Extracted data section start

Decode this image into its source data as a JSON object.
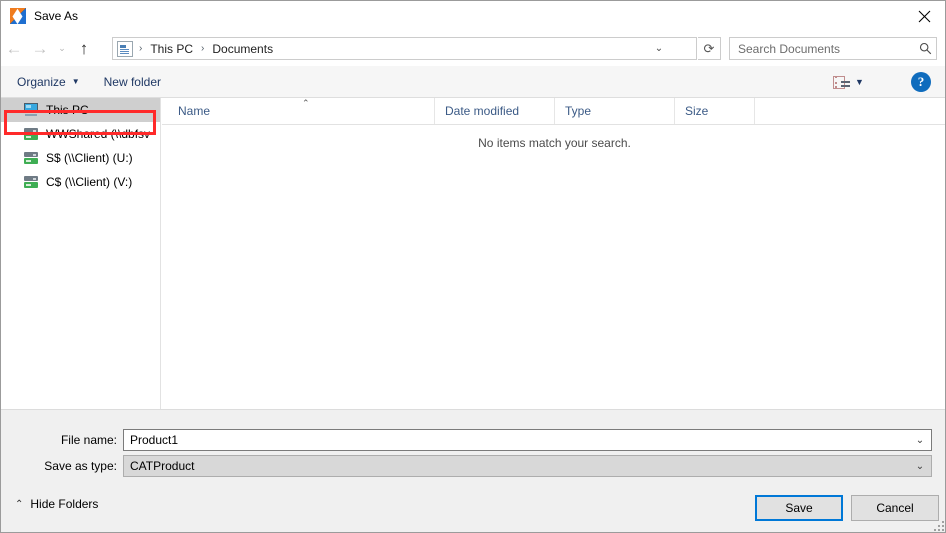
{
  "window": {
    "title": "Save As",
    "app_icon": "catia-logo-icon",
    "close_label": "✕"
  },
  "nav": {
    "back": "←",
    "forward": "→",
    "recent": "⌄",
    "up": "↑",
    "folder_icon": "document-folder-icon",
    "breadcrumbs": [
      {
        "label": "This PC"
      },
      {
        "label": "Documents"
      }
    ],
    "separator": "›",
    "dropdown": "⌄",
    "refresh": "⟳"
  },
  "search": {
    "placeholder": "Search Documents",
    "value": "",
    "icon": "search-icon"
  },
  "toolbar": {
    "organize_label": "Organize",
    "organize_caret": "▼",
    "new_folder_label": "New folder",
    "view_caret": "▼",
    "help_label": "?"
  },
  "sidebar": {
    "items": [
      {
        "label": "This PC",
        "icon": "this-pc-icon",
        "selected": true
      },
      {
        "label": "WWShared (\\\\dbfsv",
        "icon": "network-drive-icon",
        "selected": false
      },
      {
        "label": "S$ (\\\\Client) (U:)",
        "icon": "network-drive-icon",
        "selected": false
      },
      {
        "label": "C$ (\\\\Client) (V:)",
        "icon": "network-drive-icon",
        "selected": false
      }
    ],
    "highlight_color": "#ff2a2a"
  },
  "filelist": {
    "columns": [
      {
        "label": "Name",
        "sorted": true,
        "sort_caret": "⌃"
      },
      {
        "label": "Date modified",
        "sorted": false
      },
      {
        "label": "Type",
        "sorted": false
      },
      {
        "label": "Size",
        "sorted": false
      }
    ],
    "rows": [],
    "empty_message": "No items match your search."
  },
  "form": {
    "file_name_label": "File name:",
    "file_name_value": "Product1",
    "file_type_label": "Save as type:",
    "file_type_value": "CATProduct",
    "combo_arrow": "⌄"
  },
  "footer": {
    "hide_folders_label": "Hide Folders",
    "hide_folders_caret": "⌃",
    "save_label": "Save",
    "cancel_label": "Cancel"
  },
  "colors": {
    "accent": "#0078d7",
    "help_blue": "#0f6cbd",
    "highlight_red": "#ff2a2a",
    "selection_grey": "#cfcfcf",
    "panel_grey": "#f0f0f0"
  }
}
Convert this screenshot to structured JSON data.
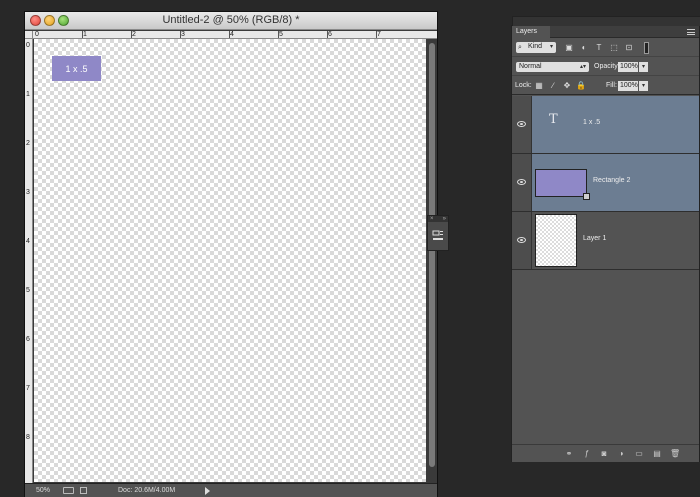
{
  "document": {
    "title": "Untitled-2 @ 50% (RGB/8) *",
    "ruler_top_labels": [
      "0",
      "1",
      "2",
      "3",
      "4",
      "5",
      "6",
      "7"
    ],
    "ruler_left_labels": [
      "0",
      "1",
      "2",
      "3",
      "4",
      "5",
      "6",
      "7",
      "8"
    ],
    "shape_label": "1 x .5",
    "status": {
      "zoom": "50%",
      "doc_size": "Doc: 20.6M/4.00M"
    }
  },
  "layers_panel": {
    "tab_label": "Layers",
    "filter_kind": "Kind",
    "blend_mode": "Normal",
    "opacity_label": "Opacity:",
    "opacity_value": "100%",
    "lock_label": "Lock:",
    "fill_label": "Fill:",
    "fill_value": "100%",
    "layers": [
      {
        "name": "1 x .5",
        "kind": "text",
        "selected": true
      },
      {
        "name": "Rectangle 2",
        "kind": "shape",
        "selected": true
      },
      {
        "name": "Layer 1",
        "kind": "pixel",
        "selected": false
      }
    ]
  },
  "colors": {
    "shape_fill": "#8f88c7",
    "selection": "#6c7d92",
    "panel_bg": "#535353"
  }
}
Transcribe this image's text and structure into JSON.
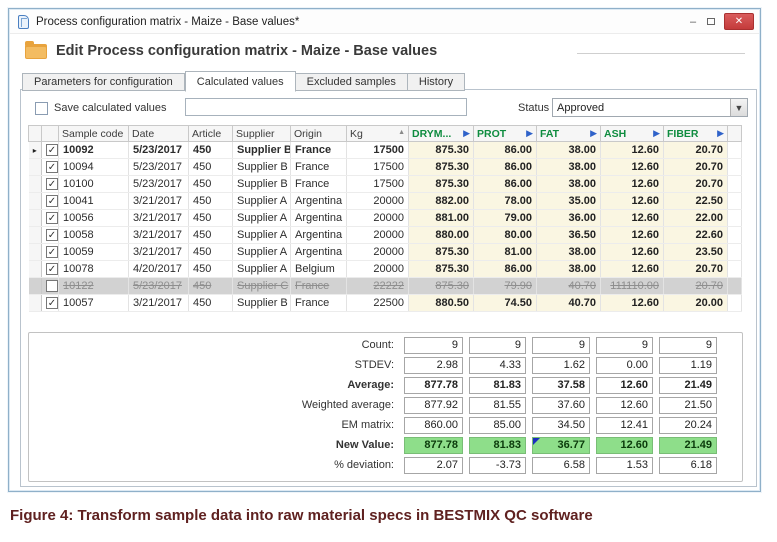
{
  "window": {
    "title": "Process configuration matrix - Maize - Base values*"
  },
  "icons": {
    "minimize_glyph": "–",
    "close_glyph": "✕",
    "check_glyph": "✓",
    "play_glyph": "▶",
    "sort_asc_glyph": "▲",
    "row_indicator_glyph": "▸",
    "dropdown_glyph": "▼"
  },
  "header": {
    "title": "Edit Process configuration matrix - Maize - Base values"
  },
  "tabs": [
    {
      "label": "Parameters for configuration",
      "active": false
    },
    {
      "label": "Calculated values",
      "active": true
    },
    {
      "label": "Excluded samples",
      "active": false
    },
    {
      "label": "History",
      "active": false
    }
  ],
  "toolbar": {
    "save_label": "Save calculated values",
    "save_checked": false,
    "input_value": "",
    "status_label": "Status",
    "status_value": "Approved"
  },
  "table": {
    "columns": [
      {
        "key": "indicator",
        "label": ""
      },
      {
        "key": "checkbox",
        "label": ""
      },
      {
        "key": "sample_code",
        "label": "Sample code"
      },
      {
        "key": "date",
        "label": "Date"
      },
      {
        "key": "article",
        "label": "Article"
      },
      {
        "key": "supplier",
        "label": "Supplier"
      },
      {
        "key": "origin",
        "label": "Origin"
      },
      {
        "key": "kg",
        "label": "Kg",
        "sort": "asc"
      },
      {
        "key": "drym",
        "label": "DRYM...",
        "nutrient": true
      },
      {
        "key": "prot",
        "label": "PROT",
        "nutrient": true
      },
      {
        "key": "fat",
        "label": "FAT",
        "nutrient": true
      },
      {
        "key": "ash",
        "label": "ASH",
        "nutrient": true
      },
      {
        "key": "fiber",
        "label": "FIBER",
        "nutrient": true
      },
      {
        "key": "spacer",
        "label": ""
      }
    ],
    "rows": [
      {
        "current": true,
        "checked": true,
        "excluded": false,
        "sample_code": "10092",
        "date": "5/23/2017",
        "article": "450",
        "supplier": "Supplier B",
        "origin": "France",
        "kg": "17500",
        "drym": "875.30",
        "prot": "86.00",
        "fat": "38.00",
        "ash": "12.60",
        "fiber": "20.70"
      },
      {
        "current": false,
        "checked": true,
        "excluded": false,
        "sample_code": "10094",
        "date": "5/23/2017",
        "article": "450",
        "supplier": "Supplier B",
        "origin": "France",
        "kg": "17500",
        "drym": "875.30",
        "prot": "86.00",
        "fat": "38.00",
        "ash": "12.60",
        "fiber": "20.70"
      },
      {
        "current": false,
        "checked": true,
        "excluded": false,
        "sample_code": "10100",
        "date": "5/23/2017",
        "article": "450",
        "supplier": "Supplier B",
        "origin": "France",
        "kg": "17500",
        "drym": "875.30",
        "prot": "86.00",
        "fat": "38.00",
        "ash": "12.60",
        "fiber": "20.70"
      },
      {
        "current": false,
        "checked": true,
        "excluded": false,
        "sample_code": "10041",
        "date": "3/21/2017",
        "article": "450",
        "supplier": "Supplier A",
        "origin": "Argentina",
        "kg": "20000",
        "drym": "882.00",
        "prot": "78.00",
        "fat": "35.00",
        "ash": "12.60",
        "fiber": "22.50"
      },
      {
        "current": false,
        "checked": true,
        "excluded": false,
        "sample_code": "10056",
        "date": "3/21/2017",
        "article": "450",
        "supplier": "Supplier A",
        "origin": "Argentina",
        "kg": "20000",
        "drym": "881.00",
        "prot": "79.00",
        "fat": "36.00",
        "ash": "12.60",
        "fiber": "22.00"
      },
      {
        "current": false,
        "checked": true,
        "excluded": false,
        "sample_code": "10058",
        "date": "3/21/2017",
        "article": "450",
        "supplier": "Supplier A",
        "origin": "Argentina",
        "kg": "20000",
        "drym": "880.00",
        "prot": "80.00",
        "fat": "36.50",
        "ash": "12.60",
        "fiber": "22.60"
      },
      {
        "current": false,
        "checked": true,
        "excluded": false,
        "sample_code": "10059",
        "date": "3/21/2017",
        "article": "450",
        "supplier": "Supplier A",
        "origin": "Argentina",
        "kg": "20000",
        "drym": "875.30",
        "prot": "81.00",
        "fat": "38.00",
        "ash": "12.60",
        "fiber": "23.50"
      },
      {
        "current": false,
        "checked": true,
        "excluded": false,
        "sample_code": "10078",
        "date": "4/20/2017",
        "article": "450",
        "supplier": "Supplier A",
        "origin": "Belgium",
        "kg": "20000",
        "drym": "875.30",
        "prot": "86.00",
        "fat": "38.00",
        "ash": "12.60",
        "fiber": "20.70"
      },
      {
        "current": false,
        "checked": false,
        "excluded": true,
        "sample_code": "10122",
        "date": "5/23/2017",
        "article": "450",
        "supplier": "Supplier C",
        "origin": "France",
        "kg": "22222",
        "drym": "875.30",
        "prot": "79.90",
        "fat": "40.70",
        "ash": "111110.00",
        "fiber": "20.70"
      },
      {
        "current": false,
        "checked": true,
        "excluded": false,
        "sample_code": "10057",
        "date": "3/21/2017",
        "article": "450",
        "supplier": "Supplier B",
        "origin": "France",
        "kg": "22500",
        "drym": "880.50",
        "prot": "74.50",
        "fat": "40.70",
        "ash": "12.60",
        "fiber": "20.00"
      }
    ]
  },
  "summary": {
    "rows": [
      {
        "label": "Count:",
        "values": [
          "9",
          "9",
          "9",
          "9",
          "9"
        ],
        "bold": false,
        "green": false
      },
      {
        "label": "STDEV:",
        "values": [
          "2.98",
          "4.33",
          "1.62",
          "0.00",
          "1.19"
        ],
        "bold": false,
        "green": false
      },
      {
        "label": "Average:",
        "values": [
          "877.78",
          "81.83",
          "37.58",
          "12.60",
          "21.49"
        ],
        "bold": true,
        "green": false
      },
      {
        "label": "Weighted average:",
        "values": [
          "877.92",
          "81.55",
          "37.60",
          "12.60",
          "21.50"
        ],
        "bold": false,
        "green": false
      },
      {
        "label": "EM matrix:",
        "values": [
          "860.00",
          "85.00",
          "34.50",
          "12.41",
          "20.24"
        ],
        "bold": false,
        "green": false
      },
      {
        "label": "New Value:",
        "values": [
          "877.78",
          "81.83",
          "36.77",
          "12.60",
          "21.49"
        ],
        "bold": true,
        "green": true,
        "edited_cell_index": 2
      },
      {
        "label": "% deviation:",
        "values": [
          "2.07",
          "-3.73",
          "6.58",
          "1.53",
          "6.18"
        ],
        "bold": false,
        "green": false
      }
    ]
  },
  "caption": "Figure 4: Transform sample data into raw material specs in BESTMIX QC software",
  "colors": {
    "window_border": "#8fb0c9",
    "close_button": "#cf4b4b",
    "nutrient_header_green": "#0e8c3f",
    "nutrient_cell_cream": "#faf6e2",
    "new_value_green": "#8ede8a",
    "excluded_gray": "#d2d2d2",
    "caption_maroon": "#5f2120",
    "play_icon_blue": "#2f62c9",
    "edited_marker_blue": "#1b2fbf"
  }
}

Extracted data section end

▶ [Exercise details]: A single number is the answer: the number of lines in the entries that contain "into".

▶ [Solution for this problem]: 3